The 45 NGB’s of the USOC each have similar mission statements. NGB’s are the primary organizations delivering services to our Olympic athletes and to the grassroots support systems that nurture our future Olympians. Each NGB has its own unique relationship with the USOC and each is distinct in how it delivers services to its constituencies. However, it is vitally important that the leadership of the USOC and each NGB understands and focuses on targeted and effective delivery of service to athletes. Ultimately, it is through the NGB’s that athlete support services and programs are developed and provided.

Unfortunately, it has become increasingly difficult for the USOC and the NGB’s to have the continuity and stability required to accomplish their missions. NGB’s have been hindered in their ability to serve their athletes by the seemingly endless distractions resulting from the many changes in both volunteer and staff leadership at the USOC.

Some have suggested that changing the governance structure of the USOC will remedy many of its problems as well as those of the NGB’s. The USOC governance structure is large and very inclusive. A myriad of interests are represented on its Board of Directors and committees. Being inclusive and broadly based can be both positive and negative. Before an organization is reorganized, its leadership and its constituencies need to agree on the mission, core objectives and fundamental strategic directions for the organization. Reorganizing for the sake of reducing complexity or conflict without first clearly understanding the organization’s strategic directions and goals is fruitless.

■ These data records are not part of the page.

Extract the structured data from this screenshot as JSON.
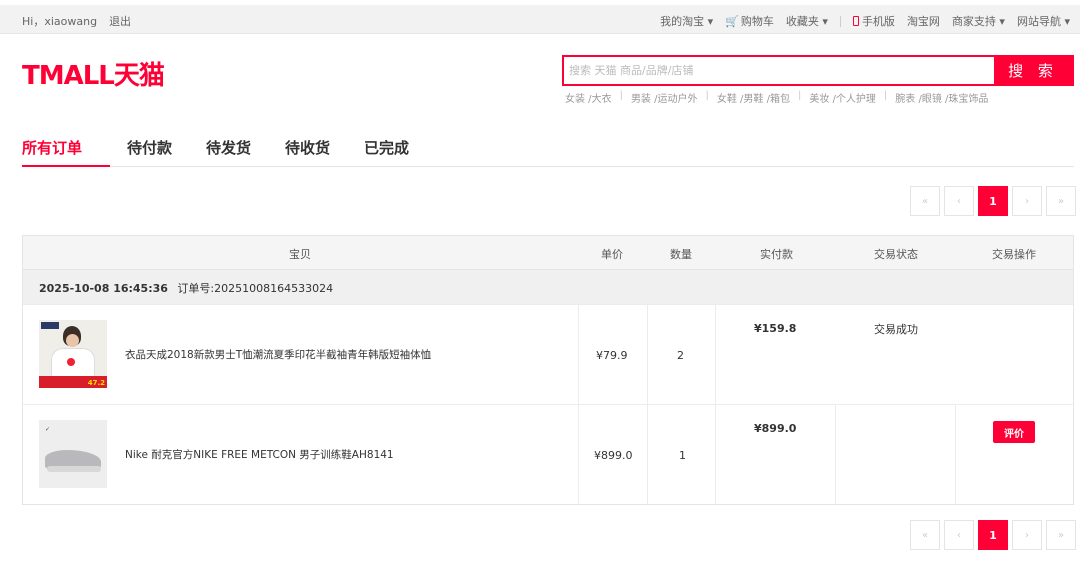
{
  "topbar": {
    "greeting": "Hi，xiaowang",
    "logout": "退出",
    "links": {
      "my_taobao": "我的淘宝",
      "cart": "购物车",
      "favorites": "收藏夹",
      "mobile": "手机版",
      "taobao": "淘宝网",
      "merchant": "商家支持",
      "sitenav": "网站导航"
    }
  },
  "header": {
    "logo_text": "TMALL天猫",
    "search_placeholder": "搜索 天猫 商品/品牌/店铺",
    "search_button": "搜 索",
    "hotwords": [
      "女装 /大衣",
      "男装 /运动户外",
      "女鞋 /男鞋 /箱包",
      "美妆 /个人护理",
      "腕表 /眼镜 /珠宝饰品"
    ]
  },
  "tabs": [
    "所有订单",
    "待付款",
    "待发货",
    "待收货",
    "已完成"
  ],
  "pager": {
    "first": "«",
    "prev": "‹",
    "current": "1",
    "next": "›",
    "last": "»"
  },
  "table": {
    "columns": {
      "item": "宝贝",
      "unit_price": "单价",
      "quantity": "数量",
      "paid": "实付款",
      "status": "交易状态",
      "action": "交易操作"
    },
    "order": {
      "date": "2025-10-08 16:45:36",
      "order_no": "订单号:20251008164533024",
      "items": [
        {
          "title": "衣品天成2018新款男士T恤潮流夏季印花半截袖青年韩版短袖体恤",
          "price": "¥79.9",
          "qty": "2",
          "paid": "¥159.8",
          "image_tag": "47.2"
        },
        {
          "title": "Nike 耐克官方NIKE FREE METCON 男子训练鞋AH8141",
          "price": "¥899.0",
          "qty": "1",
          "paid": "¥899.0",
          "action": "评价"
        }
      ],
      "status": "交易成功"
    }
  },
  "colors": {
    "accent": "#ff0036"
  }
}
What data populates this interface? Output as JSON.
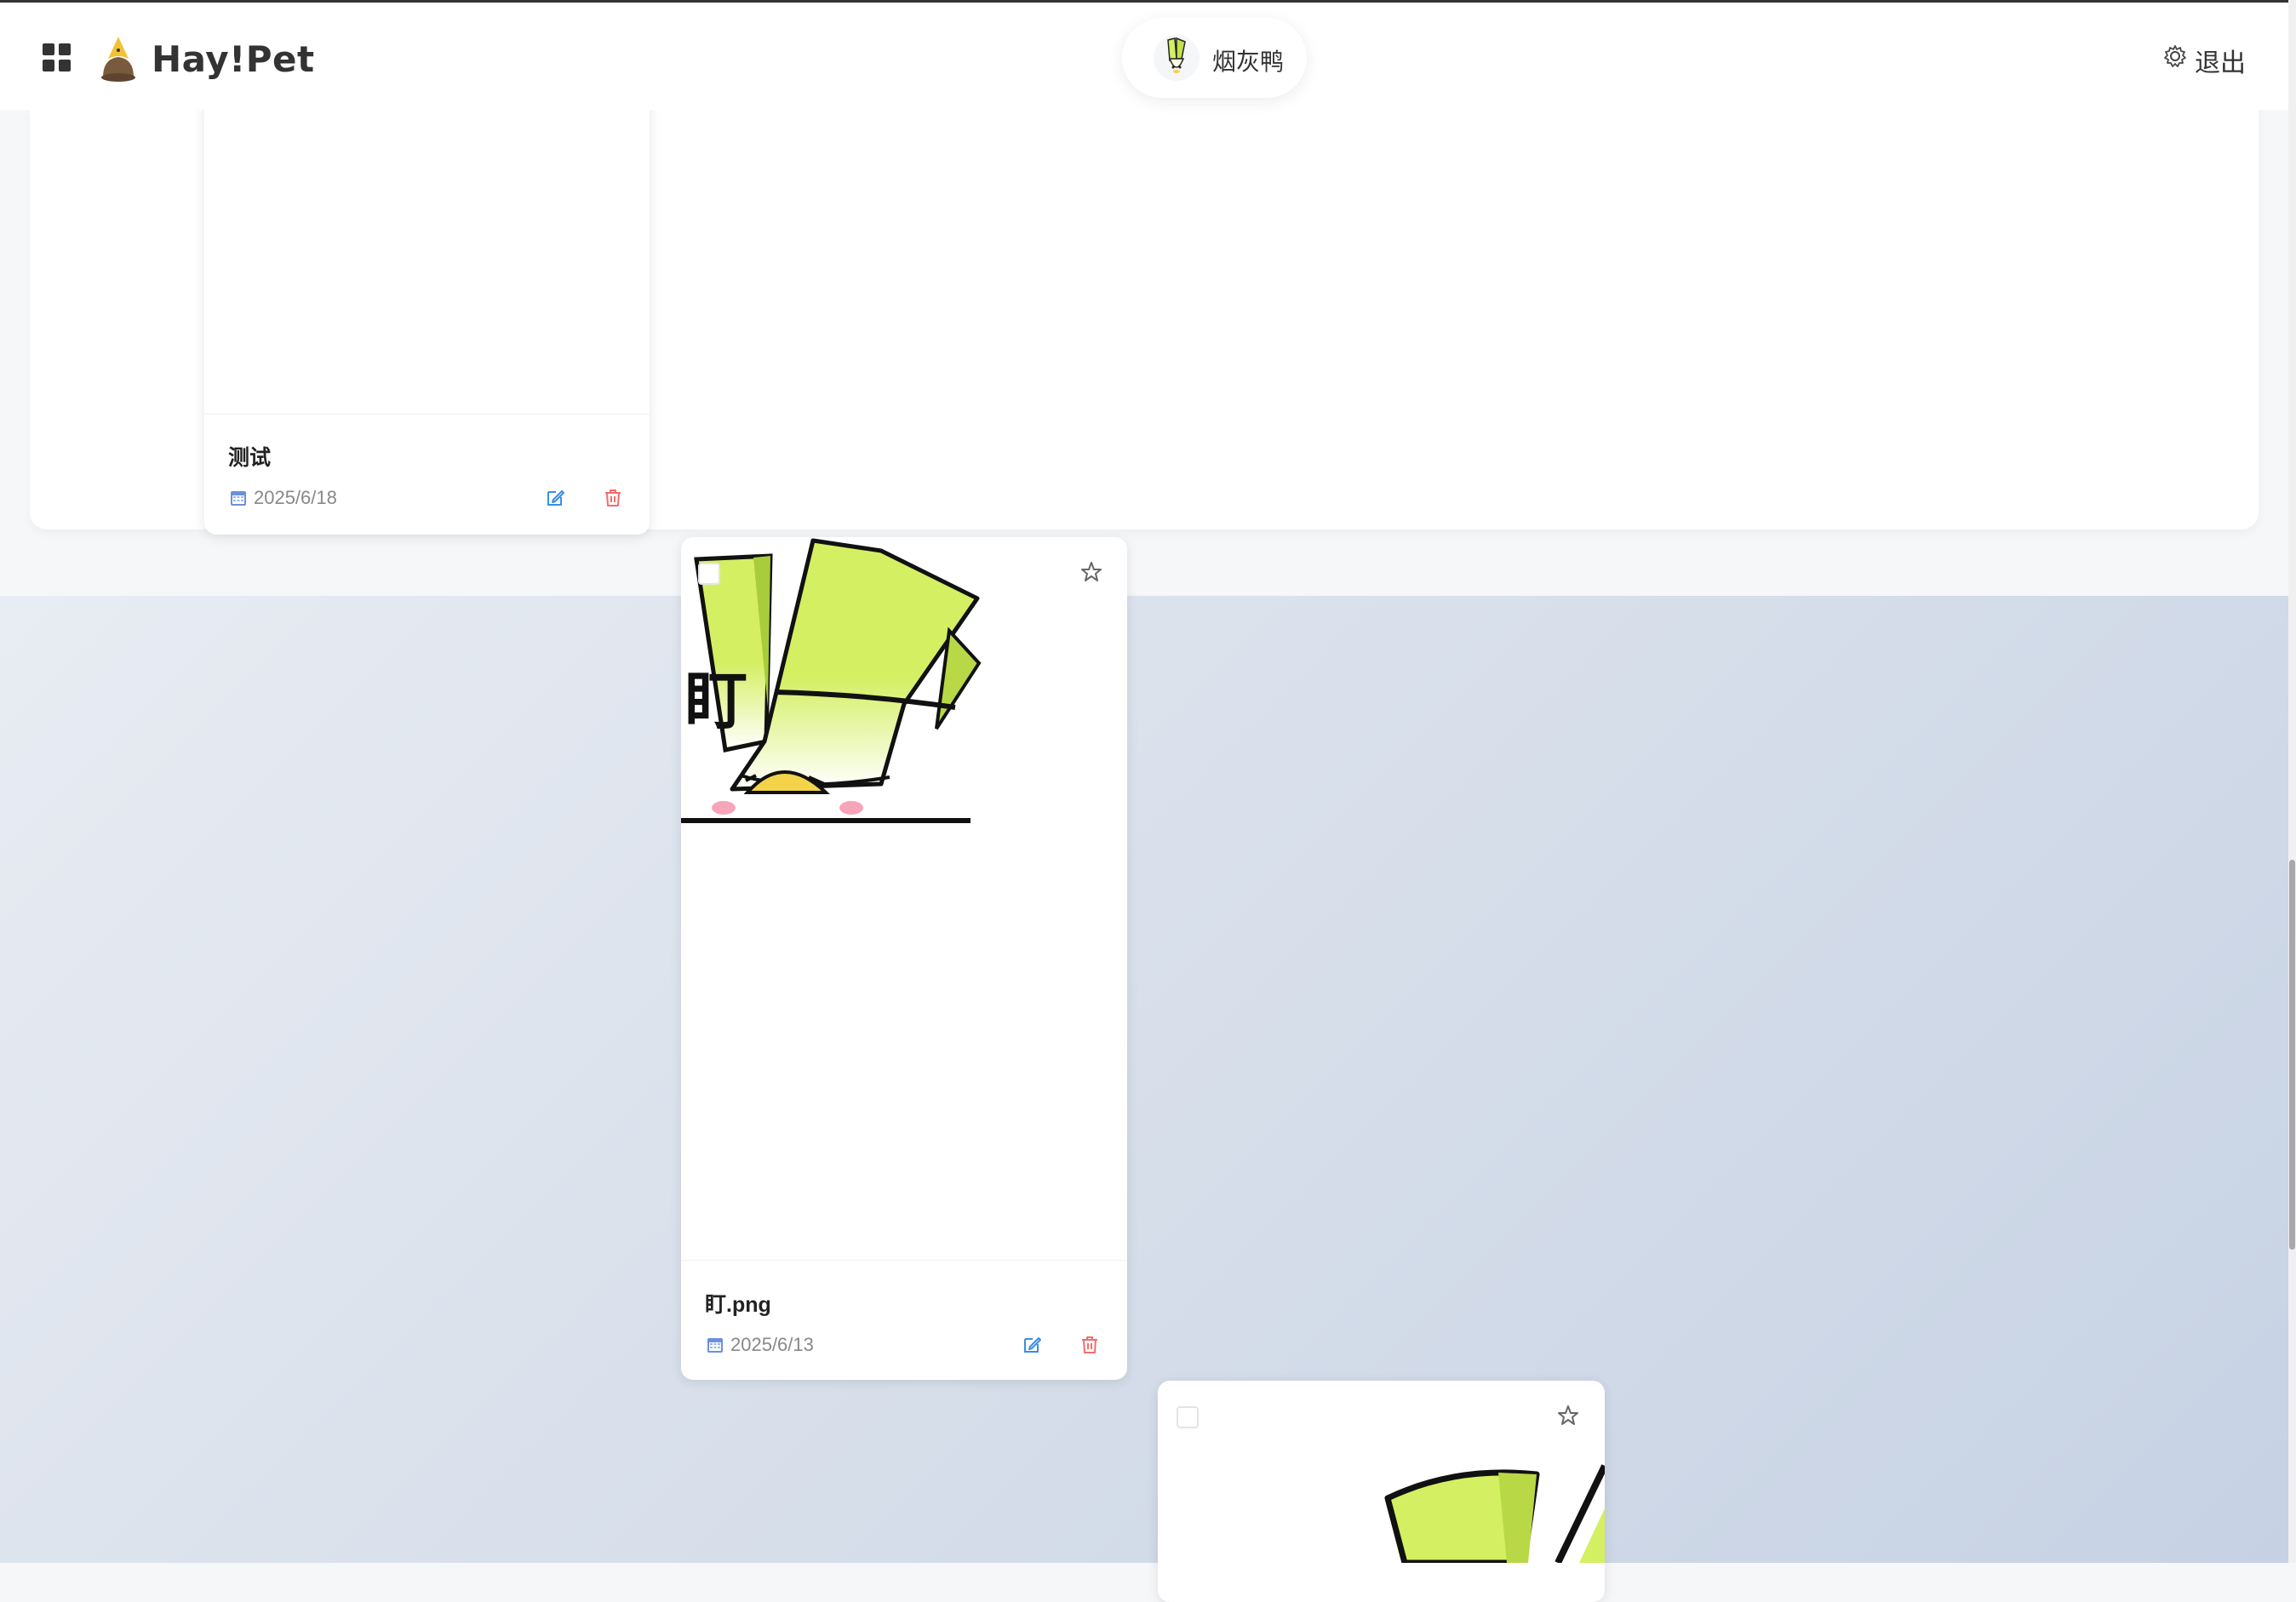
{
  "header": {
    "brand": "Hay!Pet",
    "user_name": "烟灰鸭",
    "logout_label": "退出",
    "icons": [
      "apps-grid-icon",
      "chick-logo-icon",
      "gear-icon"
    ]
  },
  "cards": [
    {
      "title": "测试",
      "date": "2025/6/18",
      "icons": [
        "calendar-icon",
        "edit-icon",
        "trash-icon"
      ]
    },
    {
      "title": "盯.png",
      "date": "2025/6/13",
      "image_caption": "盯",
      "icons": [
        "calendar-icon",
        "edit-icon",
        "trash-icon",
        "star-icon"
      ]
    },
    {
      "title": "",
      "date": "",
      "icons": [
        "star-icon"
      ]
    }
  ],
  "colors": {
    "edit": "#3a8ee6",
    "delete": "#f56c6c",
    "sticker_green": "#d4ef62",
    "page_gradient_start": "#e8ecf3",
    "page_gradient_end": "#c6d2e4"
  }
}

The NGB’s, as the primary delivery mechanism for service to our athletes, can provide clear and specific input and counsel concerning mission, core objectives and strategic directions for the USOC. USA Swimming urges your Committee to consider what the real mission and objectives of the USOC should be before beginning to recommend changes.

Throughout the recent controversies at the USOC, USA Swimming has remained focused and dedicated to serving its athletes. USA Swimming is often recognized as one of the best organized and highest performing NGB’s in both athletic performance and constituent services. In the 2000 Sydney Olympic Games our team won 34% of all the medals awarded to United States athletes. USA Swimming firmly supports efforts to reform the USOC in ways that will secure public confidence and pride in our Olympic sports system. Reform, however, should not be a swift move in favor of streamlined leadership if this approach jeopardizes the necessary involvement of NGB’s in the decision-making structure of the USOC and core organizational objectives and constituent services. As the Commerce, Science and Transportation Committee moves forward in its review of the USOC, USA Swimming would be pleased to offer input and assistance as appropriate.